And when pushed by a freshwater ecologist on whether doubling the value of exports by 2025 would come at the expense of freshwater systems under the new national policy statement (NPS) for freshwater management, he said: ''The short answer to the second part of the question, no I'm not sure''.
Mr Woodhouse stated several times throughout the debate that the NPS did not allow further degradation of waterways, and Mr Parker and Ms Sage made it a point of contention.
''I just want to qualify ... I said it [water quality] couldn't drop and I want to qualify that because yes it [the NPS] does allow it to decline if there is an equal improvement elsewhere in the region ... while that might not be likely, it can't be ruled out.''
Mr Woodhouse said National's policies had provided a framework for improvement of some waterways and maintenance of ''overall'' water quality and allowed communities to decide what they felt was the most appropriate state for their waterways.

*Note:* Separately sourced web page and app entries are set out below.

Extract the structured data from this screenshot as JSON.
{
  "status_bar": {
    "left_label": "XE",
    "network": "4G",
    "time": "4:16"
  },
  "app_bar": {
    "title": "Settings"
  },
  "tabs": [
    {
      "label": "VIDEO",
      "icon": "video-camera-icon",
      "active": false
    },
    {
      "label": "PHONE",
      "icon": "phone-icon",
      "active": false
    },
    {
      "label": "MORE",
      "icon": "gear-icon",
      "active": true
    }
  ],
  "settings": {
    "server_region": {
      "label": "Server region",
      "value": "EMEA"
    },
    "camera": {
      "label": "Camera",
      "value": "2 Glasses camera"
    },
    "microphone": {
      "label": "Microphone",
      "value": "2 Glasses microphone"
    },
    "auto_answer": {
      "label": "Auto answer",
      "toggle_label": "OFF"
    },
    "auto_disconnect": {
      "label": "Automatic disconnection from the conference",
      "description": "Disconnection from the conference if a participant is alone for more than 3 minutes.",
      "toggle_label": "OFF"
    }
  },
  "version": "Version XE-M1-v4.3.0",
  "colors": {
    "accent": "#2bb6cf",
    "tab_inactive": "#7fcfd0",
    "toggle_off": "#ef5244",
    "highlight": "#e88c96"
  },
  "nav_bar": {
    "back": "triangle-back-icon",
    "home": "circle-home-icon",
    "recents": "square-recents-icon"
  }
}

Mr Parker said parochialism could be used to improve water quality if the community bought into the concept.
''I have long held the view that the most important river to anyone is your local river ... if all of our `local' rivers are clean then all our rivers are clean,'' he said.
Ms Sage said the Green Party and Labour Party also had common ground in agreeing river health should be measured by the ability to swim in it.
''We think people share our view that rivers should be fit for fishing and fit for swimming and not just for boating and wading.''
Dunedin City councillor Mike Lord questioned Mr Parker and Ms Sage on their ''resource rental'' policies and asked ''why should one sector of the rural community pay for water when everyone in town gets it for free?''.
Neither candidate addressed the question directly, although Mr Parker said the finer details of policy had not yet been finalised and there would be a ''domestic use allowance'' for all households, rural and urban.
The loudest applause was reserved for Logan Park High School pupil Ben Cravens (18) who asked Mr Woodhouse as a member of the governing party - ''What things are you putting in place to make sure people like me and my children don't get stuck with the bill for cleaning up your mess?''.
Mr Woodhouse said National was ''investing half a billion dollars already into clean-ups, we are setting the national bottom-lines, we are giving communities the opportunity to have their say about what those environmental standards for clean water should be and we are having conversations like this''.